One of my favorite recent films is Jim Jarmusch’s Paterson (2016). It is wise, funny, and spellbinding. This could sound surprising if you start reading a description of the plot. Each morning, a bus driver wakes up early. He eats a bowl of cereal. He walks to work. He works his shift. He eats his lunch. He writes poetry in his notebook. In the evenings, he enjoys dinner with his wife. He walks his dog and stops at a bar for a drink before bed. Repeat over the course of a week.
Are you hooked yet?
Describing the story requires words that don’t always have positive associations. Slow. Small. Quiet. Adam Driver portrays a lead character far different than his erratic Star Wars villain, waging an intergalactic war. Here, he plays a young poet named Paterson who writes in his free time. Paterson lives in Paterson, New Jersey. The film is like a fable, with ordered rhythms and patterns that begin to emerge. Each day has a familiar cycle that is seemingly mundane, but through this artist’s eyes, the slightest details begin to jump out and reveal meaning. Objects, light, people, conversations.

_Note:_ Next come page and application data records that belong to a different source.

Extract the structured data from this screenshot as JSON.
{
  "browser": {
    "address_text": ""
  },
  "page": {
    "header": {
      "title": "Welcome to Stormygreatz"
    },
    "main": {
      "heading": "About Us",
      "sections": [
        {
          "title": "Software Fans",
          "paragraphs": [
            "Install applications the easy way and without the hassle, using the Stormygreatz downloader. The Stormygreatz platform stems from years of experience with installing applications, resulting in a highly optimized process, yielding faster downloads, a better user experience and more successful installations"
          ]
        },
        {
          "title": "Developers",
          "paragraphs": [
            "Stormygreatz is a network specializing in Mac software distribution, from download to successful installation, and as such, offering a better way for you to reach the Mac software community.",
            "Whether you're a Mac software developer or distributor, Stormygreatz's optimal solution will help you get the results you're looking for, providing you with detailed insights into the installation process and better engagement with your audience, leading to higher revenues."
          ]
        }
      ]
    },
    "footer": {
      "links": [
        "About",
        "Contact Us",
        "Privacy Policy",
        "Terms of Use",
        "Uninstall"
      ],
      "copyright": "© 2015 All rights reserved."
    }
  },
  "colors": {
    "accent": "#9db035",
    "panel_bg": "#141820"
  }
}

“Routine is very liberating and nurturing for him,” the director notes. A photo near his bedside shows that he is a veteran. He has likely seen his share of disruption and violence. Is the calm of his daily life intentionally sought out? A way of healing? Does he look at the world with this attentive eye naturally or as a learned habit?
The experience of watching the movie itself has a liturgical quality, drawing the viewer into precise rhythms and repetitions. You’re immersed in quiet beauty. Although the story contains little conflict, it builds to a small crisis on the final day of the week, where resolution will be found in the same pattern of inner peace we’ve been watching all along. Patterns of gratefulness. By the end, we’ve been trained how to feel and respond.
The film is partly about vocation. The script was inspired by the poet William Carlos Williams, who worked as a pediatrician in New Jersey and drew on the lives of his patients in his work. Situations like this can actually be common for artists. T.S. Eliot famously worked as a bank clerk. For Paterson, driving the bus never seems to be drudgery, a mere day job to pay the bills. He genuinely enjoys the work, not in opposition to his poetry but as another source. The job allows him to be connected to the city, to serve others, and to discover the unexpected. At home, his wife’s creative projects decorate their humble living space. Stability and peace is maintained around them. Poetry is a way of life.
This article was written by parishioner Anthony Parisi.